Pittosporum fairchildii (Fairchild's kohuhu)
Species: P. fairchildii
Binomial name: Pittosporum fairchildii
Common name: Fairchild's kohuhu,
Pittosporum fairchildii is endemic to the coastal forest and the sheltered cliff faces of New Zealand’s Three Kings Islands where it is known from North East, Great (Manawa Tawhi), South East and West islands.
P. fairchildii is a gynodioecious (a dimorphic breeding system in which male-sterile individuals (i. e. females) coexist with hermaphroditic individuals in populations) shrub to small tree 5 m tall. The brown trunk is smooth and can be branched from the ground.
The dark to light green leaves ( 7.5 cm long 3.5 cm wide) with the sides sometimes rolled under. The under surface of the leaves is a pale green with a network of veins visible.
Flowering and fruiting occur late winter to spring. The dark red to nearly black flowers (12 mm diameter) are terminal in 2-4-flowered clusters.
Pittosporum fairchildii is included IUCN red list of threatened species of the International Union for Conservation of Nature as vulnerable.
For more information visit:: http://nzpcn.org.nz/flora_details.asp?ID=621
Photographed at Otari Native Botanic Garden and Wilton's Bush Reserve. Wellington.

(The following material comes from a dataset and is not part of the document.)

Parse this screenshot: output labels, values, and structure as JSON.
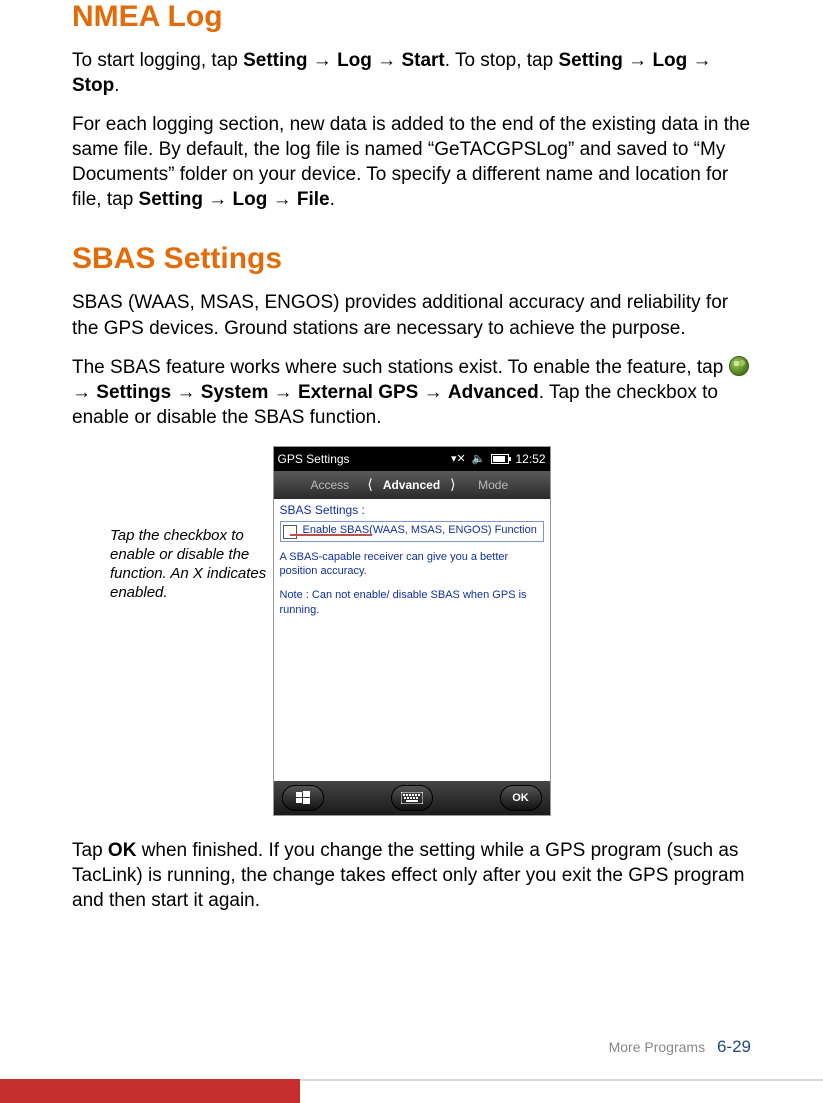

The much branched trunk with white patches of crustose lichens.
The 3 to 4 valved developing fruit capsules. Photographed late March.